Find all the lines in the entries below that hold the word "only" and copy them.
┄┄┄┄┄┄┄┄┄┄
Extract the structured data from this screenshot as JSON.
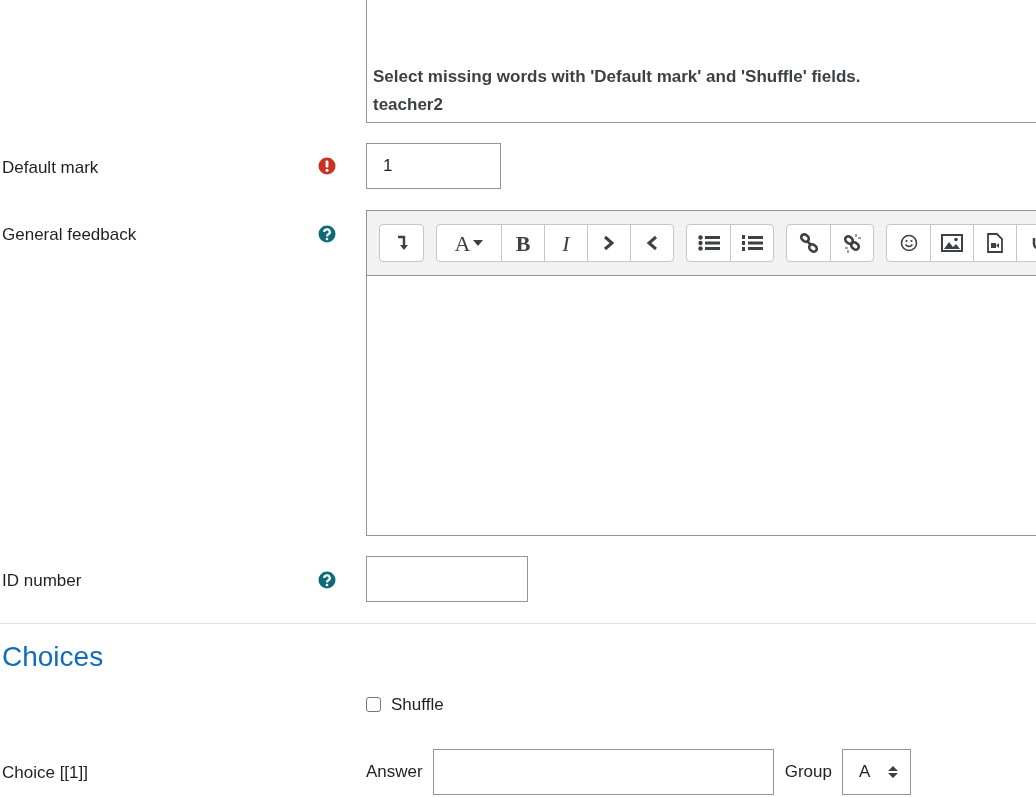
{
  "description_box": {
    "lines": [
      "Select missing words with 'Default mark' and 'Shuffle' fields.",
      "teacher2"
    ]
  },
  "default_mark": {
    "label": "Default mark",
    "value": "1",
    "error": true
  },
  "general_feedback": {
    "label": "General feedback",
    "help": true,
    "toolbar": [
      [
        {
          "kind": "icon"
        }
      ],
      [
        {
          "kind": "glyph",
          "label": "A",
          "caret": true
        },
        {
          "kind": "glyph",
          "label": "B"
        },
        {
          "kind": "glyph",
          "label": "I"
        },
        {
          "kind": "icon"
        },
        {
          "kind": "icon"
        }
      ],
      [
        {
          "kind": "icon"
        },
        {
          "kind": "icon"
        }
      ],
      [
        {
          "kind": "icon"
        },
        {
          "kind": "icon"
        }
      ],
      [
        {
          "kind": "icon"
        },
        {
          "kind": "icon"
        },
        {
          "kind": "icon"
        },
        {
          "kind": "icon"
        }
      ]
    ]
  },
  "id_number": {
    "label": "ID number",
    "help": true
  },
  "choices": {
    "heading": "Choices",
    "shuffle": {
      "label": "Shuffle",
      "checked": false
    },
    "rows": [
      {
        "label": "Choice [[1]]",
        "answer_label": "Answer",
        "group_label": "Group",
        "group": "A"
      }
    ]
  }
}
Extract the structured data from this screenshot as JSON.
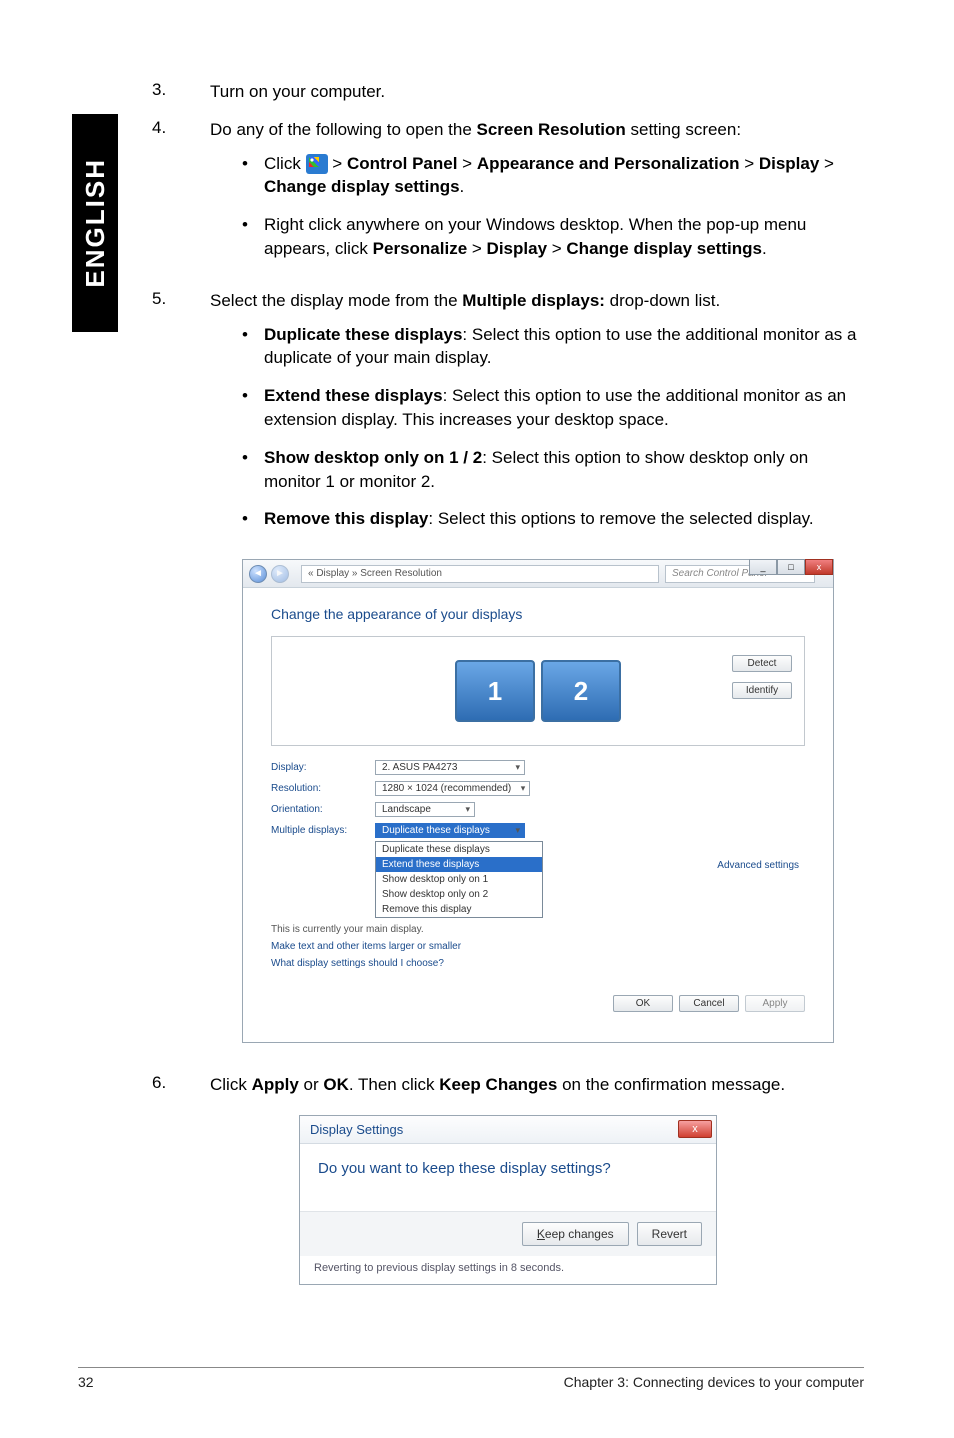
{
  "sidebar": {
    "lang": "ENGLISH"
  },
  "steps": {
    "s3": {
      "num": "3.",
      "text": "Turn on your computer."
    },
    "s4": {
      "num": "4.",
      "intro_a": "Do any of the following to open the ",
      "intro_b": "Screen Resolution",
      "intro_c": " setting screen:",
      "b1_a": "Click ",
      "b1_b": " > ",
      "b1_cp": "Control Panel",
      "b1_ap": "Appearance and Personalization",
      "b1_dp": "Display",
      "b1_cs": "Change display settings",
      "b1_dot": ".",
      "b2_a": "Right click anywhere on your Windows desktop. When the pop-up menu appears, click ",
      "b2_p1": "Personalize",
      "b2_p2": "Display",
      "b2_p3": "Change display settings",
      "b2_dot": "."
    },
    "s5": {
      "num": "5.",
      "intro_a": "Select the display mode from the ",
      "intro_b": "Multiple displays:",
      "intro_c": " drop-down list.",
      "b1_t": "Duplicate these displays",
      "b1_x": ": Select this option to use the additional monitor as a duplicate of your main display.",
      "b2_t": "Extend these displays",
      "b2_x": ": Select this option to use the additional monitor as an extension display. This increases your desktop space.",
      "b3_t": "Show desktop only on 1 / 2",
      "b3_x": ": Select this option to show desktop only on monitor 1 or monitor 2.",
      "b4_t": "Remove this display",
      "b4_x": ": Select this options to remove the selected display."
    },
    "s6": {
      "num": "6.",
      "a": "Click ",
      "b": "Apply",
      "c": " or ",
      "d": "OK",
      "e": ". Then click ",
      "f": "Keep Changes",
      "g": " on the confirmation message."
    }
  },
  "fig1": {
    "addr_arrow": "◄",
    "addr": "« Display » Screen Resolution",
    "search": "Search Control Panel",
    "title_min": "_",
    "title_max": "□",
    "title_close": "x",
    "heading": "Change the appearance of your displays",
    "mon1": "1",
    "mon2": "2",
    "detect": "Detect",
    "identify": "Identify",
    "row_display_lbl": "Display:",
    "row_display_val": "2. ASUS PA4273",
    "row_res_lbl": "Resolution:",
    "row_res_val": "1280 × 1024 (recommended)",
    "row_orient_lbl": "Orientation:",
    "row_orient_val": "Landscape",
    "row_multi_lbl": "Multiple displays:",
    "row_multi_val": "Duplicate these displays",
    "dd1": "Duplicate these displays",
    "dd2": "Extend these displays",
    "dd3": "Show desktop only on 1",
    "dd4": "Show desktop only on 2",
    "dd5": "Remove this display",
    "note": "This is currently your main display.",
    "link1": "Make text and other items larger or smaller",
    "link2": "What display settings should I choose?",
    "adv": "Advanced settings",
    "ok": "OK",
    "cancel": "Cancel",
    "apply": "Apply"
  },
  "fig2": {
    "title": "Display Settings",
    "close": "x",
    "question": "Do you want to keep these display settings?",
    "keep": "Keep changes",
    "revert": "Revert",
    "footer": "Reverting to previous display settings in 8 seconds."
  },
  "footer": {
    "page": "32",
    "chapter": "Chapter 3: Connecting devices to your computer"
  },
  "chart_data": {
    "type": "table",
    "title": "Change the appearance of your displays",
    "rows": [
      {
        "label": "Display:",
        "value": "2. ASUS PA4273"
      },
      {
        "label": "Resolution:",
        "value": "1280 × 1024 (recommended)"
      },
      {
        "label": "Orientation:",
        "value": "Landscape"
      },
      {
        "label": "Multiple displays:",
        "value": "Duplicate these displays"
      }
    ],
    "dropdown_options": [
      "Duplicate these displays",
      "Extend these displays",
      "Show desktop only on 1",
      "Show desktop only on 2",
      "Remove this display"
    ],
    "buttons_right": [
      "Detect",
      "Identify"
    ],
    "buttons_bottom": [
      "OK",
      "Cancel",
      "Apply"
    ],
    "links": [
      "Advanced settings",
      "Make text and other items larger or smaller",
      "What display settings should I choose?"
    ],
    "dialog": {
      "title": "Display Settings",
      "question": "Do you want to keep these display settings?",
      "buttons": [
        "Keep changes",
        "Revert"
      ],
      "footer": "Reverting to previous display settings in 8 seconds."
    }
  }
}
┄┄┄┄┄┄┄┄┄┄
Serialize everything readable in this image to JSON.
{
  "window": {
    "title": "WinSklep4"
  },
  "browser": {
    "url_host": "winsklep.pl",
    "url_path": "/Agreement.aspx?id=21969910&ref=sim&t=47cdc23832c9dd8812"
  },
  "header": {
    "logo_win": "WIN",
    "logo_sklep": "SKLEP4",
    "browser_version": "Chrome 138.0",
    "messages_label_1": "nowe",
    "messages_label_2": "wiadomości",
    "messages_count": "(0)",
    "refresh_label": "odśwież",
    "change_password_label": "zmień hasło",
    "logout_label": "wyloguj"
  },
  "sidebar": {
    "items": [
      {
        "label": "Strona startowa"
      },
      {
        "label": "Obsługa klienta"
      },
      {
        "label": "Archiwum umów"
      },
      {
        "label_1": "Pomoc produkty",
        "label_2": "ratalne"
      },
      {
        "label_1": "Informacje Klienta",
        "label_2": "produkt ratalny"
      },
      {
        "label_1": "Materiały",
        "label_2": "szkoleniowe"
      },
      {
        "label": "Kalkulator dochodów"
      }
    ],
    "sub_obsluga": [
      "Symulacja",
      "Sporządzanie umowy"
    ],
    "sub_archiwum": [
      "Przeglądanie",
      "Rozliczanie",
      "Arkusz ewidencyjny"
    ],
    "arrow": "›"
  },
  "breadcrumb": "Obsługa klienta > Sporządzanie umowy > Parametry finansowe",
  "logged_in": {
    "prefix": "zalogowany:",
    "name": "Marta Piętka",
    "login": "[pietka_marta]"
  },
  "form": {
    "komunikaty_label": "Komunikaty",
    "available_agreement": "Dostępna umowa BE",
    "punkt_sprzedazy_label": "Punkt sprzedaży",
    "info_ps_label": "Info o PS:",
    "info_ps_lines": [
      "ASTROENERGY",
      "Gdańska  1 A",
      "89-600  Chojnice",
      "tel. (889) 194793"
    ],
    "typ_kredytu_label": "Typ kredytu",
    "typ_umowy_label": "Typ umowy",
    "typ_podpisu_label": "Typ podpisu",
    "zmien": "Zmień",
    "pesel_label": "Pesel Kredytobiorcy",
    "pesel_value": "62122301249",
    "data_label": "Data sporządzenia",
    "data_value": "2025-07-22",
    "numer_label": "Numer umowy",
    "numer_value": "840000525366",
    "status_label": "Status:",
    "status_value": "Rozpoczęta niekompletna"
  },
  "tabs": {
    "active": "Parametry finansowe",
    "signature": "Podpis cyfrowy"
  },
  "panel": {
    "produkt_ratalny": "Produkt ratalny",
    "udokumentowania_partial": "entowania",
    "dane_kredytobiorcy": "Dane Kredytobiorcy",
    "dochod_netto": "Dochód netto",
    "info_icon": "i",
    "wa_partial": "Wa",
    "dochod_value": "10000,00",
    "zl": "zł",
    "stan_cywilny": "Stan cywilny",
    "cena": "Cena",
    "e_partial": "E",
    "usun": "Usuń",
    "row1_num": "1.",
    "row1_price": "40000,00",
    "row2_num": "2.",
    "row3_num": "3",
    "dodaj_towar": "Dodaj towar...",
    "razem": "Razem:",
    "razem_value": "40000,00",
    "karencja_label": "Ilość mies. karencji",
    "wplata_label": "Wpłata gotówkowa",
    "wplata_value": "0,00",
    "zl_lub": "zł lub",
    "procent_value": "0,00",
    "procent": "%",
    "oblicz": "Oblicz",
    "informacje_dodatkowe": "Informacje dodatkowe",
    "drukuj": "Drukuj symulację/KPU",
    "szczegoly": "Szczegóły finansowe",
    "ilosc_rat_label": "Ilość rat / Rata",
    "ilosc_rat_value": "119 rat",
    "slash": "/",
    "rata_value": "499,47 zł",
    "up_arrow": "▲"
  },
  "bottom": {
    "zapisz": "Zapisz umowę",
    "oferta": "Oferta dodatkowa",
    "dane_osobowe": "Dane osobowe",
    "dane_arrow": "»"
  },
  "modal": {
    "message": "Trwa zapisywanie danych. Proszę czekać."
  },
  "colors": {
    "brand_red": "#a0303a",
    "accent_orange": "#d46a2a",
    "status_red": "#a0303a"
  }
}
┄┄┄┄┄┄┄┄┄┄
* _OUTPUT FOR THIS TASK_:
      "b3_t": "Show desktop only on 1 / 2",
      "b3_x": ": Select this option to show desktop only on monitor 1 or monitor 2.",
    "dd3": "Show desktop only on 1",
    "dd4": "Show desktop only on 2",
      "Show desktop only on 1",
      "Show desktop only on 2",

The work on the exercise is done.